- The schema for each relation
- The domain of value associated with each attribute
- The Integrity constraints
- The set of indices to be maintained for each relation
- The security and authorization information for each relation
- The physical storage structure of each relation on the disk
The domain of SQL
CHAR(n) is a fixed-length string, with user-specified length n. The full form CHARACTER, can be used instead.
VARCHAR(n) is a variable-length character-string, with user-specified maximum length n.
SMALLINT is a small integer.
NUMERIC (p,d) is a fixed-point number, with user-specified precision. The number consists of p digits9plus a sign 0 and d of the p digits are to the right of the decimal point. Thus numeric (3,1) allows us to store 66.6 exactly, but neither 666.6 nor 0.66.
FLOAT(n) is floating-point number, with user specified precision of at least n digits.
DATE is a calendar date, containing a (four digit) year, month, and day of the month.
Time is the time of the day in hours, minutes, and seconds.
Create DDL Command
We define an SQL relation using create table command:
Create table r (A1, D1, A2, D2,……An, Dn, <integrity constraint 1>,< integrity constraint 2>)

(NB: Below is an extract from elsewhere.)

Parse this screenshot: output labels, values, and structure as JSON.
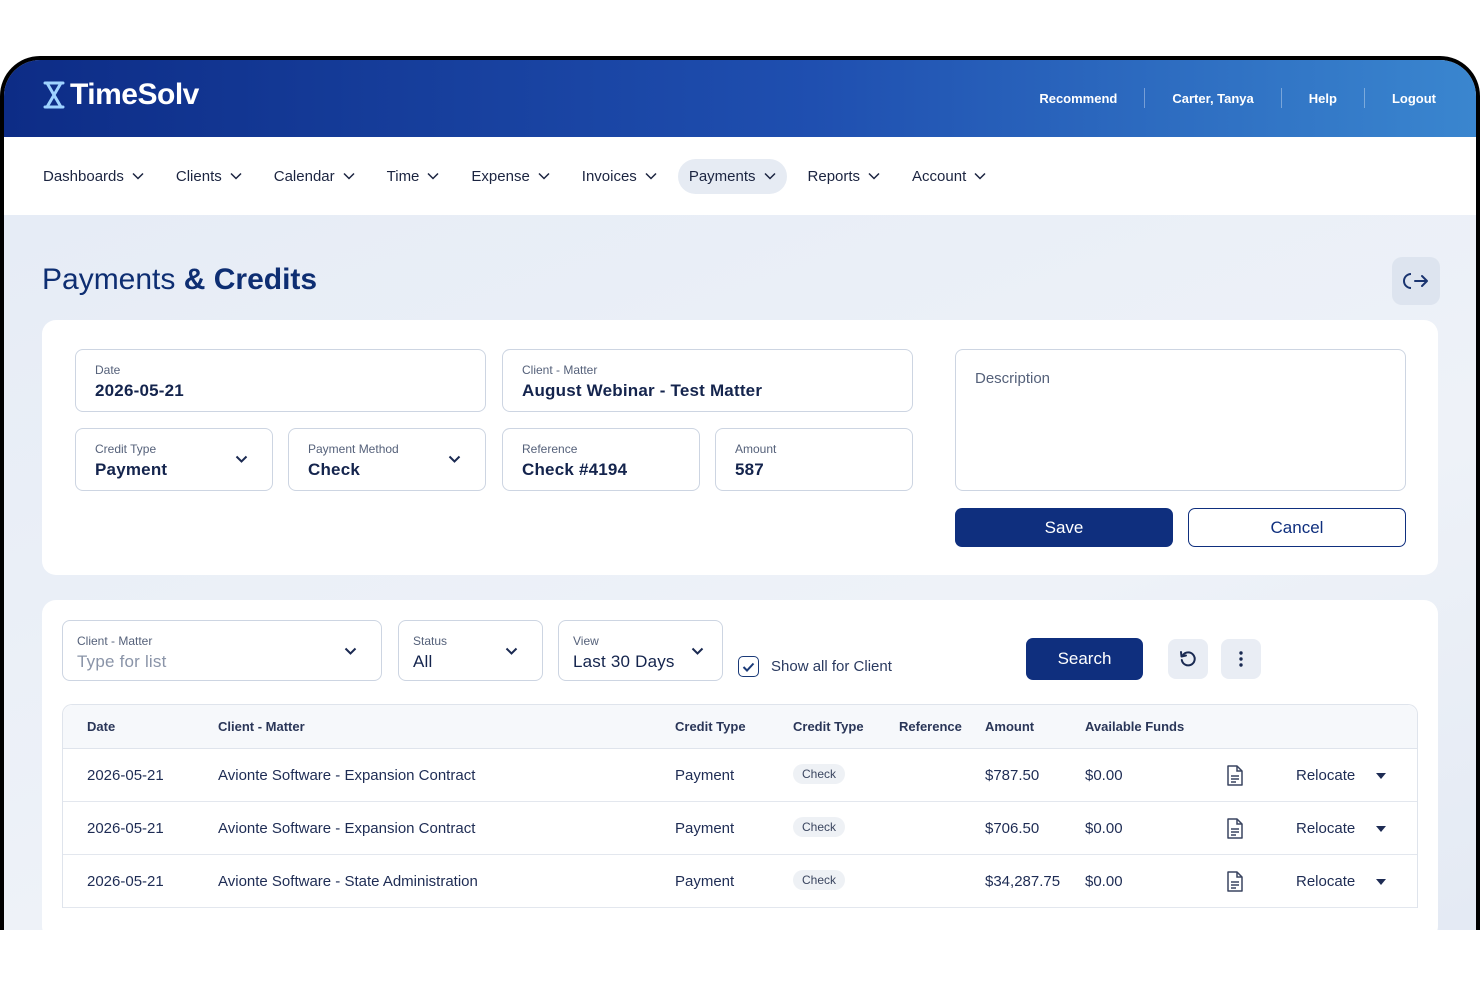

Where r is the name of the relation, each A, is the name of the attribute in the schema of the relation r, and D1 is the domain type of values in the domain of the attribute A1. The allowed integrity constraints include PRIMARY KEY and CHECK (p).
The primary key specification says that attributes Ai1 , Ai2 from the primary key for the relation. Although the primary key specification is optional, it is generally a good idea to specify a primary key for each relation. The CHECK clause specifies a predicate p that must be satisfied by every tuple in the relation.
Create table customer
(cust_name char(20) not null,
primary key (cust-name))
( br_name char (15) not null,
br_city char (30),
Primary key (br_name),
Check (assets >= 0))
(account – no char(10) not null,
primary key (account-no),
check (balance >=0))
(cust-name char(20) not null,
Account-no char(10) not null,
Primary key (cust_name, account_no)).
The drop command in DDL
To remove a relation from a database we use the DROP TABLE command. This command deletes all information about the dropped relation from the database.
Drop table r
Where r is the relation to be removed from the table
Drop table customer
This would drop the customer relation from the database
The alter table DDL command
We use this command to add attributes to an existing relation. All tuples in this relation are assigned NULL values for the attribute. This command is also used along with MODIFY clause to alter the domain type of the existing attributes in the relation. The form of ALTER command is as follows.
Alter table r add A D